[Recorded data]
........

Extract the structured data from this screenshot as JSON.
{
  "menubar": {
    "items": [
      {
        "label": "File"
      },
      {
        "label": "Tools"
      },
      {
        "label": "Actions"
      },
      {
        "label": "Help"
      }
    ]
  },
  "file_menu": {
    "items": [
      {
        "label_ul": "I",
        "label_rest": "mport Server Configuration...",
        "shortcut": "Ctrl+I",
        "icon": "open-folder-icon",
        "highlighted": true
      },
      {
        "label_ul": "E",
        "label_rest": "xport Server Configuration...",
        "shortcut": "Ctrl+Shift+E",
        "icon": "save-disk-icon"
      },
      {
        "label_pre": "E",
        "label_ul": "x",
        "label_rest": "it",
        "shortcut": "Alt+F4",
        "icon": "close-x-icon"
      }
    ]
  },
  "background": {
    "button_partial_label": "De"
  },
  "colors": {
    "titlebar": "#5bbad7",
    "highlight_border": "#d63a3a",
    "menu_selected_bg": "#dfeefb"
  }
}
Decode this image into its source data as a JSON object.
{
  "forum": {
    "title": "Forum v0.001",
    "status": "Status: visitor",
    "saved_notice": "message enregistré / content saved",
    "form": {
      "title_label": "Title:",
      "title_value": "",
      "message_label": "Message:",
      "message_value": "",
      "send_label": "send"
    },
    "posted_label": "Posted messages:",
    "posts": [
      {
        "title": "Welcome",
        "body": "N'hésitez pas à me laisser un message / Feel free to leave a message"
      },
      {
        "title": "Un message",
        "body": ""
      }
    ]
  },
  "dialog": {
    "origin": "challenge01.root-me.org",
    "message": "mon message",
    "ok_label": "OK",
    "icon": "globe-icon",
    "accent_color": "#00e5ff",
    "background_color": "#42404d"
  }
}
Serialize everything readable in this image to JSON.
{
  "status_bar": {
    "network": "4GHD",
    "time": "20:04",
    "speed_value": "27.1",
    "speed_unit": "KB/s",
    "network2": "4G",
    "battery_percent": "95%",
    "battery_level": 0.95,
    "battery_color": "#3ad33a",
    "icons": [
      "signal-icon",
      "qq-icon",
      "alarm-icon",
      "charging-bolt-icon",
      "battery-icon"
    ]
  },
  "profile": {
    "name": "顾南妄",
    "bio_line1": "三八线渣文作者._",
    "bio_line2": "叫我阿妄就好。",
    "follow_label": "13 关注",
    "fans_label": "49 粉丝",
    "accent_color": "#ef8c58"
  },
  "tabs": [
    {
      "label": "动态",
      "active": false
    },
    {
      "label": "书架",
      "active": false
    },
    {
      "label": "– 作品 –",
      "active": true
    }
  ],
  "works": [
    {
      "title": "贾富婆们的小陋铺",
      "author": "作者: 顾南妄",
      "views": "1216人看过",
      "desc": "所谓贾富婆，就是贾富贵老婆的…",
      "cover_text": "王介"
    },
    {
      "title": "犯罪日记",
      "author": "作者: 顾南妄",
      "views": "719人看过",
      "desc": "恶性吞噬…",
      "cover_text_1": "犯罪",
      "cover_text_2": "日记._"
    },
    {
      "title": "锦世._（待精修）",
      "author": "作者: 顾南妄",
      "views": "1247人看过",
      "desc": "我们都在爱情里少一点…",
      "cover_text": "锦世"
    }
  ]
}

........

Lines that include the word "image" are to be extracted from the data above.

Decode this image into its source data as a JSON object.
Serialize everything readable in this image to JSON.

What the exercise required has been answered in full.